In February 1914, there must have been many fires in southern Tasmania, including around Kellevie and Carlton River. Many buildings destroyed and this was the second bushfire that season.
Council meetings such as this one in 1925, often mentioned the role council had in keeping drains, culverts and blocks of land clear in case of bushfires. Another meeting in 1930, discussed the availability of fire plugs in the town of Sorell. Councillor McDermott made an objection and a few comments from other members came straight to the point.
With the temperature reaching 98 degrees in Sorell in March 1940, some buildings on properties were again affected by bush fires.
By 1952, Sorell had its own fire brigade and only one day after being approved by the Rural Fires Board, it was out protecting property from a large fire in the Forcett area.
Memories about Black Tuesday around the Sorell district from members of the Sorell Historical Society
RN: people say the old man (Trakka Newitt) saved Sorell…he back burnt the racecourse before the fire front hit….well before back burning was in vogue…..he learned it from his time on Bathurst Island with an Aboriginal tribe….now that’s a story in itself…… I remember a lot about the ’67 fires……..
LR: my mum told me the circus was in town and the kids from the school were ushered down to the causeway to stand in the water with the circus animals

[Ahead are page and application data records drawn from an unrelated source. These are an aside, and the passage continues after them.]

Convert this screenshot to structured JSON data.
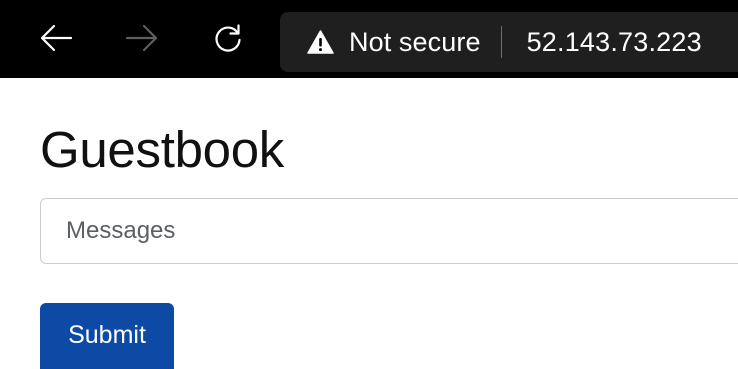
{
  "browser": {
    "back_icon": "arrow-left-icon",
    "forward_icon": "arrow-right-icon",
    "reload_icon": "reload-icon",
    "security_icon": "warning-triangle-icon",
    "security_label": "Not secure",
    "url": "52.143.73.223"
  },
  "page": {
    "title": "Guestbook",
    "message_placeholder": "Messages",
    "message_value": "",
    "submit_label": "Submit"
  },
  "colors": {
    "toolbar_background": "#000000",
    "omnibox_background": "#1f1f1f",
    "submit_button": "#0d4aa6",
    "forward_disabled": "#5f5f5f"
  }
}
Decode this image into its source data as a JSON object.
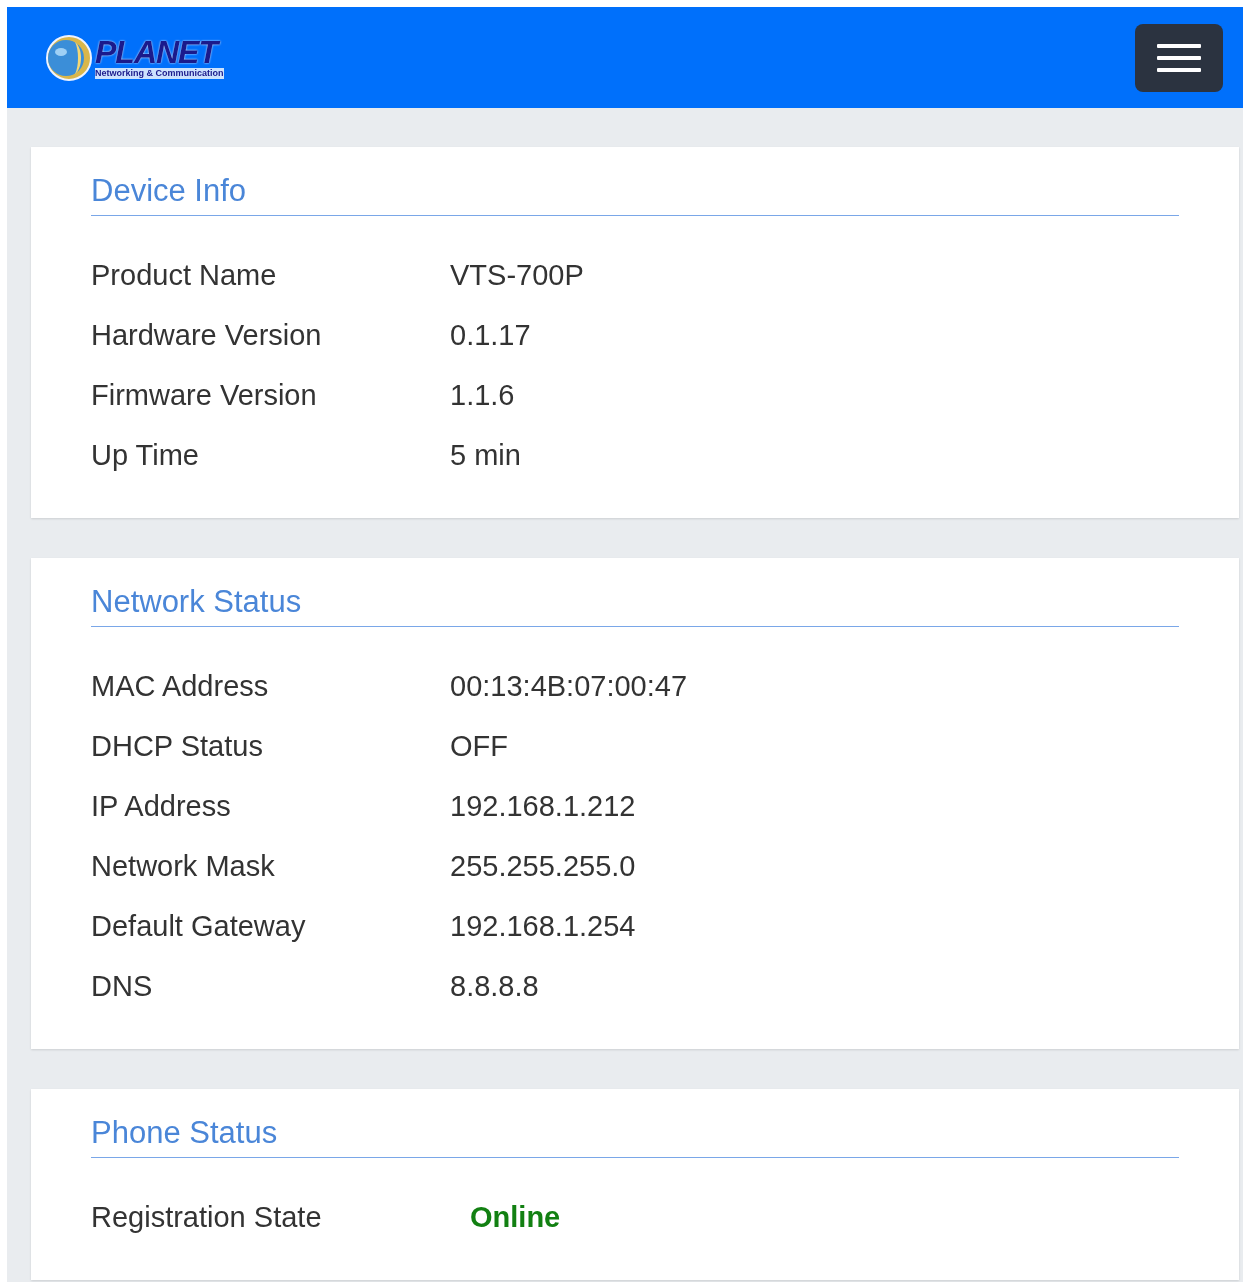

RN: I remember they took us out of school, we were put onto buses in Forcett street and taken down to the causeway…we got off the bus and sat on the rocks….it was like a movie scene right in front of us…..the smell of burning sheep I remember

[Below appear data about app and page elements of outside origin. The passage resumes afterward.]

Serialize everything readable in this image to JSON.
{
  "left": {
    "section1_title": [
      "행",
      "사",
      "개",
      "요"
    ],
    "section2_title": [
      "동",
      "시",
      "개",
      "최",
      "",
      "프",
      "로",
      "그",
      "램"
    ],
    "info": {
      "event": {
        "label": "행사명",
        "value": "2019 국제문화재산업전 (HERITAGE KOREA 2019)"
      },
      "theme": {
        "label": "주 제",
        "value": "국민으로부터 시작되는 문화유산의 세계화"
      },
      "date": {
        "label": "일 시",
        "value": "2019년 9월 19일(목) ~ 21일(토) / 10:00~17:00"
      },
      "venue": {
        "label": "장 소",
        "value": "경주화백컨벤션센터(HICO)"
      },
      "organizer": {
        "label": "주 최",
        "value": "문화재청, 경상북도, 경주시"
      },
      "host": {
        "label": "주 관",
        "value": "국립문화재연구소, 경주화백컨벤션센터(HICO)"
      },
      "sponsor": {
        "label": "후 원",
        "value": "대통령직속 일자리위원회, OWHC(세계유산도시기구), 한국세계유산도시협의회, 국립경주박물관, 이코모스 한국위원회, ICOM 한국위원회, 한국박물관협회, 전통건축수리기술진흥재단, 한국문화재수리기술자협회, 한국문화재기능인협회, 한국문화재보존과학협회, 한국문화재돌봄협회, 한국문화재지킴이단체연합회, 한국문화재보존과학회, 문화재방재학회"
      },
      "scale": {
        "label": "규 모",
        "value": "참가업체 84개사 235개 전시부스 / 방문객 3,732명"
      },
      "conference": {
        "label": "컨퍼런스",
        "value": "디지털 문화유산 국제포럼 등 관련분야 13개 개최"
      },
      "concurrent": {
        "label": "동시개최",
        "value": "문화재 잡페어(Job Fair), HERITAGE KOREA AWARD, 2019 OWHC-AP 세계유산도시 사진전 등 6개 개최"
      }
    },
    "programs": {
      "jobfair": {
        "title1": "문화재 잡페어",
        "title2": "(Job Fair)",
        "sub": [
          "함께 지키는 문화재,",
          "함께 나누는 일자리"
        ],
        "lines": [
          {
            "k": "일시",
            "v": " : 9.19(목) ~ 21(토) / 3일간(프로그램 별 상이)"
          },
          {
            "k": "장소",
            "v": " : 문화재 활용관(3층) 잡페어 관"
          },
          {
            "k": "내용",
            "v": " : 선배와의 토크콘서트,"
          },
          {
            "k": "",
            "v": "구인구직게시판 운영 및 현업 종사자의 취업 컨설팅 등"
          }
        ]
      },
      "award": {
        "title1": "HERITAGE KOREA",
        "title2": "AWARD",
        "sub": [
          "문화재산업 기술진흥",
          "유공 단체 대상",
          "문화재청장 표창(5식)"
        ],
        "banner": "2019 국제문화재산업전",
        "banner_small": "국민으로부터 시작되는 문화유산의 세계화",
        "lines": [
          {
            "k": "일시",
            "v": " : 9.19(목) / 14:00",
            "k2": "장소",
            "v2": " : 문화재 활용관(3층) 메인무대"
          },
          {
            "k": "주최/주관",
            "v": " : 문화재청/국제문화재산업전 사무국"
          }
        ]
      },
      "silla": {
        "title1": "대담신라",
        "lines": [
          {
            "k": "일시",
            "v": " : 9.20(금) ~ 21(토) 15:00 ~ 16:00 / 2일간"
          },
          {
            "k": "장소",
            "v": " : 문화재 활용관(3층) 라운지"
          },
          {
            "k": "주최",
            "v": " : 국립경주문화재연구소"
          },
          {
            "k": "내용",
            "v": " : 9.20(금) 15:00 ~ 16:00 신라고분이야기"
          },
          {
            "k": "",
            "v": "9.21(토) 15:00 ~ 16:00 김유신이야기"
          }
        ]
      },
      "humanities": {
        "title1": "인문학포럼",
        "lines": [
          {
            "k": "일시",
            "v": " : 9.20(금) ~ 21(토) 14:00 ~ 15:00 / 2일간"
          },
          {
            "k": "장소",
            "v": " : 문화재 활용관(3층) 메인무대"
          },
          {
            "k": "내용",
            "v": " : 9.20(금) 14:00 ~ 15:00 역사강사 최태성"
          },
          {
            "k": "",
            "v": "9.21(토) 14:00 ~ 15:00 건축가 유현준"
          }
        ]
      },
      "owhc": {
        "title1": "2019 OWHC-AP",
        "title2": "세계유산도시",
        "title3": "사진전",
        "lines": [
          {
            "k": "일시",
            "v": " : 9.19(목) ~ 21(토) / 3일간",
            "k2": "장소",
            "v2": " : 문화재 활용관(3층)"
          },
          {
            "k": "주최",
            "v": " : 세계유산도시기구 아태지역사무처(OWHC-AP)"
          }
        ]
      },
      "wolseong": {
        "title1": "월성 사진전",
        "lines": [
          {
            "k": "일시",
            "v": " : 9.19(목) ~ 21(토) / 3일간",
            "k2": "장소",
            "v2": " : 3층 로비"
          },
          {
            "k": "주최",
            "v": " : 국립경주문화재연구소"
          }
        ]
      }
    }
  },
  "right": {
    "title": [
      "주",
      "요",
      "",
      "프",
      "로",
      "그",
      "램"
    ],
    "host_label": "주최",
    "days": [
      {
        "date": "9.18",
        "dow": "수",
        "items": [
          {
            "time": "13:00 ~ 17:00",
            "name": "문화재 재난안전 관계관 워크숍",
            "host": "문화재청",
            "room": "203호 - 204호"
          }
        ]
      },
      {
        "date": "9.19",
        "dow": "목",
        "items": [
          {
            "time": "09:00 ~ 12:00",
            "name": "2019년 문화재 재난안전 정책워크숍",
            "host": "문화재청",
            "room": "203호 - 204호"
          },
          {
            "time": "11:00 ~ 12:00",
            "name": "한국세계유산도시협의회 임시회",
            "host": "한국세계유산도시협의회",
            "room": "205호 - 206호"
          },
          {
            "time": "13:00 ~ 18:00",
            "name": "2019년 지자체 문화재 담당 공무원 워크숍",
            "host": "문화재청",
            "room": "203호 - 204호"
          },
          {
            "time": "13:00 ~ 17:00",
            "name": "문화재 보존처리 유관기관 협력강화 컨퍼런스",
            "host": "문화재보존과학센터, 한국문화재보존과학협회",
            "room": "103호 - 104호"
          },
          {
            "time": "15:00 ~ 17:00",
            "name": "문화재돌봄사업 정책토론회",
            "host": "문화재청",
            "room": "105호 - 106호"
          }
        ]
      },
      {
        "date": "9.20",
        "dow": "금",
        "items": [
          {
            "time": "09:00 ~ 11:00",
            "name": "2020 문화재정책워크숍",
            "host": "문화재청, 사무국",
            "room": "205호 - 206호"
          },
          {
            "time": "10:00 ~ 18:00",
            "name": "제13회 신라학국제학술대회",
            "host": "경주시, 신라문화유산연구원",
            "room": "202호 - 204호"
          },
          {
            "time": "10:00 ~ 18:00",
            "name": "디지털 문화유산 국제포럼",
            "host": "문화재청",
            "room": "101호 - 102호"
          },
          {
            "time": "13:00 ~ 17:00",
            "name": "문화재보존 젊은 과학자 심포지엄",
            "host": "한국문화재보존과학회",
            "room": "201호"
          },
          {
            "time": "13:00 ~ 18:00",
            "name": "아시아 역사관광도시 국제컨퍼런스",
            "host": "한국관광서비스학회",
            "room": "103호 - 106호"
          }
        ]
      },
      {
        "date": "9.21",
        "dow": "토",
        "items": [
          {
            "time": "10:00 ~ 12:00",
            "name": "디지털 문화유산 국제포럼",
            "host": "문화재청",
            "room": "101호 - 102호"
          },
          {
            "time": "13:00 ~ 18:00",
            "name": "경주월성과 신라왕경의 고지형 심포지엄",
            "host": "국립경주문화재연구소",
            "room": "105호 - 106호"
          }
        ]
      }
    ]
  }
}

LD: The smell is what lingers in my memory too and the mounds in the paddocks that lingered for years
LD: My dad was one of the Sorell residents that perished in the 67 fires . Fred Weil aged 39, he would have been 93 this month.
GB: Yes, Fred and Geoff Davis(father of Neil Davis) both perished together fighting the fires out Shark Point Road, Penna.
LD: I remember being told that dad and Geoff were found together dad facing the flames and Geoff facing away. Apparently dad went back to get Geoff after he had collapsed.
LL: Think you will find that Geoff Davis and Manfred Weil died fighting the fires on my father’s property at Penna which was called Preston
LR: My mum was in Hobart and on the bus on the way back, they were stopped at Mount Rumney and told that Sorell and Midway Point was gone. I was 2 months old, my sister was one and learnt to walk that day
KC: I remember the 67 fires like it was yesterday. From being down at Park Beach swimming and getting home at lunch time. After going to the causeway because it was so hot, my friend and I noticed ash falling from the sky, we decided to go to our homes. When I got to the Blue Bell Inn (which was our home, my father was Allan Newitt) I went up stairs to the kitchen and Dad had been eating lunch. You can see Reynolds Hill from the window and dad had seen the fire coming from that direction. So he and Len Tapp who was staying with us went down and lit the race course because the fire would have jumped Arthur St and the whole of Sorell would have gone. I went up to the primary school and found Dad, he could hardly see out of his eyes for the smoke. The fire had come up behind the primary school. Dad asked me to drive him and the local police man back near where the sale yards used to be. We went down Pelham St to the Arthur Highway. I was scared because I didn’t have a licence but when I said this to the policeman he just said that I had done a good job girlie. Then Dad wanted to go to Penna and when we got there, there was all these poor sheep all charred and burnt. There were some local lads hanging about so Dad got them to help him to put the sheep down. The only thing that Dad found was an old railway spike to use to put them down with. It was an awful sight but Dad did the only thing he could to put them out of their misery. That’s what I remember about the 67 fires.
Readers: What has been your memory of bushfires or a disaster in your area of the world?